Exercise prompt |
The answer must consist of every line in the records that contains the word "kalınlık".

Recorded data
☆ ☆ ☆ ☆ ☆

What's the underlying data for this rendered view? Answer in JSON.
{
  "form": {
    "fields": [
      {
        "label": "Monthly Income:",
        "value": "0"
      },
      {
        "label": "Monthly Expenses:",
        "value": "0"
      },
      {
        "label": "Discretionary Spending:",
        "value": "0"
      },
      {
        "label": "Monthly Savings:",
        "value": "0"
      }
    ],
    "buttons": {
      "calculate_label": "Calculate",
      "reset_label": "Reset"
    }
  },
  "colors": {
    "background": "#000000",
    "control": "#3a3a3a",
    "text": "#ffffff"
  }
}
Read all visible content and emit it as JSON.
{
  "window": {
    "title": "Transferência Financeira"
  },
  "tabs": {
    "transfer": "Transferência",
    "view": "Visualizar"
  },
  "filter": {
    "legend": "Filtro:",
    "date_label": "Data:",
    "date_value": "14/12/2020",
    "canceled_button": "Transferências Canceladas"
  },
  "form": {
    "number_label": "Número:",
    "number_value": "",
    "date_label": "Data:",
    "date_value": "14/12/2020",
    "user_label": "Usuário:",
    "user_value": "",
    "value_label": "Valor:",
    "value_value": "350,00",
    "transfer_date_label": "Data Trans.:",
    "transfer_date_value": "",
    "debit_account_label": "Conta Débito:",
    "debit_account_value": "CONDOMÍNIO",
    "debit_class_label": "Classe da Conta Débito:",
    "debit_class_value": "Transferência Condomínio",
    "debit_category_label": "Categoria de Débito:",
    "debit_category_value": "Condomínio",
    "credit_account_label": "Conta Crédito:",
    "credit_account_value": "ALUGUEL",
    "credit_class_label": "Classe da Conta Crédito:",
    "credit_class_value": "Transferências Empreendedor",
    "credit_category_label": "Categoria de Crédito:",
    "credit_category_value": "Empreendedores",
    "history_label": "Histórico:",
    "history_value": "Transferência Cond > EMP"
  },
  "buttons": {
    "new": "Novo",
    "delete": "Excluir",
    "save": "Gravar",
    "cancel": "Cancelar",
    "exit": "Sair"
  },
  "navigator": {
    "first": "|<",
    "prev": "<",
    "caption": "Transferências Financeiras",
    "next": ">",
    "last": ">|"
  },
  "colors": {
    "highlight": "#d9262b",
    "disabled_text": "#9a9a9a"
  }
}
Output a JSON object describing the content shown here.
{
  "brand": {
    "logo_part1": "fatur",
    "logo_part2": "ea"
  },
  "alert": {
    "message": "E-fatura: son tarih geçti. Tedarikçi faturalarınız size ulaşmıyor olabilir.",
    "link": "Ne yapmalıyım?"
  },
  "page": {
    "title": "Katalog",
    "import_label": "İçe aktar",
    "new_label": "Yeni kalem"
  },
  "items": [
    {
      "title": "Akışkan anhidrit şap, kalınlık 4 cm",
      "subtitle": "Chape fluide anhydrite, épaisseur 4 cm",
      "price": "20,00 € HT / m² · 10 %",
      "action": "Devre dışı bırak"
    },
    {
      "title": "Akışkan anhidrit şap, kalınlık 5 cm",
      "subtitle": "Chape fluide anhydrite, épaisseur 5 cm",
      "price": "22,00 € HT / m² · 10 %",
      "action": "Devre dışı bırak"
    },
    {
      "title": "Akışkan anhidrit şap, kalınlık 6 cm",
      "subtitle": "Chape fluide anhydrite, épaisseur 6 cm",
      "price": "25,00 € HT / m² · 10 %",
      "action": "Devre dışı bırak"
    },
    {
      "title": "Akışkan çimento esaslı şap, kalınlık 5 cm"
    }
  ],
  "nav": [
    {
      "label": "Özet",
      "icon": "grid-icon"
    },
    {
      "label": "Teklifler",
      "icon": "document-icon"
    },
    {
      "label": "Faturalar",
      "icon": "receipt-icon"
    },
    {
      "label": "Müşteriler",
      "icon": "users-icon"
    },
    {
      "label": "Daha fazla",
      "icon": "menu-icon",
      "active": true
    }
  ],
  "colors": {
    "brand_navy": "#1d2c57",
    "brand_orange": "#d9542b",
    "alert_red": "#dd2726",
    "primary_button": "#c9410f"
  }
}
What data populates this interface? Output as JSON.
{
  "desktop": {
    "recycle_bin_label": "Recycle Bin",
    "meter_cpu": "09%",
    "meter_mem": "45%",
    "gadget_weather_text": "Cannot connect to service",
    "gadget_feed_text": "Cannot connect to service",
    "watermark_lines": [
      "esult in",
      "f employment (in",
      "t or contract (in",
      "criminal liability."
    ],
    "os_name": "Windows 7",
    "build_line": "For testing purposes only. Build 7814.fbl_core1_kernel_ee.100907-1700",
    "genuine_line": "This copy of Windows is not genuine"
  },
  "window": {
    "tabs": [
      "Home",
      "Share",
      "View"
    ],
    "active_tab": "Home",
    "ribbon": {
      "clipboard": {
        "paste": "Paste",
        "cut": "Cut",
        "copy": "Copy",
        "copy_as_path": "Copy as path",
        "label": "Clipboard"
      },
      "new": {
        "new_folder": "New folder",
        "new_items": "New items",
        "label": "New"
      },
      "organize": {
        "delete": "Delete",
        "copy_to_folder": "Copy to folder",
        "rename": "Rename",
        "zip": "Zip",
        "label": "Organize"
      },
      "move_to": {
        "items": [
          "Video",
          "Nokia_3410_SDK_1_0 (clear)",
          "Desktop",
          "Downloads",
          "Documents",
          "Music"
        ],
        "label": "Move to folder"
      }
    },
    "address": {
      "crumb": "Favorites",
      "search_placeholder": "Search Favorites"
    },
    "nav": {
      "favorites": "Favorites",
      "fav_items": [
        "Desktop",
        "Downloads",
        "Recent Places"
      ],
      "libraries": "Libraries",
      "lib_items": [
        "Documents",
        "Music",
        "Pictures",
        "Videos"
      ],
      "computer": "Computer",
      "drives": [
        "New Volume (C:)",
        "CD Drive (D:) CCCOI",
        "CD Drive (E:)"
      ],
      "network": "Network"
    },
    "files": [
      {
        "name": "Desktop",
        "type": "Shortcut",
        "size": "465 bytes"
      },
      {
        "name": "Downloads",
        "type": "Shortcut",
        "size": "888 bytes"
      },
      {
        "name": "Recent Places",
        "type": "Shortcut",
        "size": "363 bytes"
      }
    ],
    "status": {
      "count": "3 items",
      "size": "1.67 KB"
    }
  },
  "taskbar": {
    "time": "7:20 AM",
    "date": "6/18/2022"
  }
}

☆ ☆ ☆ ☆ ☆

Your solution |
      "title": "Akışkan anhidrit şap, kalınlık 4 cm",
      "title": "Akışkan anhidrit şap, kalınlık 5 cm",
      "title": "Akışkan anhidrit şap, kalınlık 6 cm",
      "title": "Akışkan çimento esaslı şap, kalınlık 5 cm"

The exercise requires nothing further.